Aug 6: Toward the Heavens • Apr 13, 2019
Tchaikovsky was inspired by folk melodies from the Ukraine when writing his Symphony No. 2. Since the Ukraine was known as “Little Russia” during Tchaikovsky’s time, the work has become known as the Little Russian Symphony. The second half of the program features Mendelssohn’s seldom performed masterwork Hymn of Praise. With full chorus and soloists, this work pulls out all the stops with its awesome power and inspired work.

Aug 13: Unforgettable Views • Nov 17, 2018 | Oct 5, 2019
Faure’s Requiem is one of the most beloved works for any chorus. Calm, beautiful melodies and gorgeous harmonies lead us to serenity and peacefulness. The second half of the program though, takes us on a different kind of journey. American composer Jonathan Leshnoff’s Starburst is a musical description of a star reaching its super nova and exploding into a billion pieces. Finally, Tchaikovsky takes us on a journey into the underworld as we follow the Italian poet Dante into his “Inferno” to visit the tragic figure of Francesca da Rimini.
Faure: Requiem (11/17/2018); Leshnoff: Starburst (10/5/2019); Tchaikovsky Francesca da Rimini (10/5/2019)

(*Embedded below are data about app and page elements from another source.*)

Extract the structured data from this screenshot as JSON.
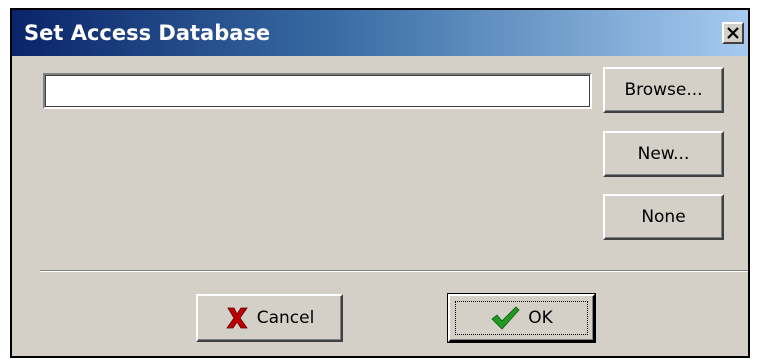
{
  "dialog": {
    "title": "Set Access Database"
  },
  "path_field": {
    "value": "",
    "placeholder": ""
  },
  "buttons": {
    "browse": "Browse...",
    "new": "New...",
    "none": "None",
    "cancel": "Cancel",
    "ok": "OK"
  },
  "icons": {
    "close": "close-icon",
    "cancel": "red-x-icon",
    "ok": "green-checkmark-icon"
  },
  "colors": {
    "title_gradient_start": "#0a246a",
    "title_gradient_end": "#a6caf0",
    "dialog_face": "#d4d0c8",
    "cancel_icon": "#c00000",
    "ok_icon": "#1f9a1f"
  }
}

Aug 20: A Night at the Opera • Nov 23, 2019 – BROADCAST TIME ADJUSTMENT: 6:30 PM
Love, humor, death, murder, tragedy, and triumph: Everything that opera has to offer is featured during our Night at the Opera. In collaboration with the Lyric Opera of the North, as well as the LOON Chorus and the DSSO Chorus, we bring to life opera’s greatest hits, from Aida and La Boheme to Wagner and Zarastro.

Sept 3: Heaven & Earth • May 7, 2016
(Due to an error in broadcast when this was originally supposed to air on July 23, we have rescheduled the broadcast)
Heaven and Earth meet in this combination of two 20th century masterworks: Respighi was inspired by four different church windows, and the stories they tell, when writing his colorful work Vetrate di Chiesa. Then experience one of the most beloved choral pieces of all time: Carl Orff’s Carmina Burana, describing the serenity of heaven, the earthly delights, and suffering of men, as well as the futility of fate.

Sept 10: Revolution • Sept 23, 2017
Revolutions abound in this program of groundbreaking compositions. Miguel del Aguila’s The Giant Guitar is a musical description of revolutions in South America. Erin Aldridge then presents one of the most revolutionary concertos of the repertoire, Tchaikovsky’s Violin Concerto which was originally declared “unplayable.” Then we experience one of the most powerful pieces of the symphonic repertoire, Dimitri Shostakovich’s Symphony No. 12, commemorating the Russian “October Revolution” of 1917.

Sept 17: Four Seasons • Nov 12, 2016
Experience two blockbusters on this program of simply outstanding music: Antonio Vivaldi’s Four Seasons is among the most performed violin concertos. We get to enjoy this staple performed by DSSO Concertmaster Erin Aldridge. The second half then features the DSSO Chorus and soloists as we bring to life Mozart’s final masterwork, his Requiem.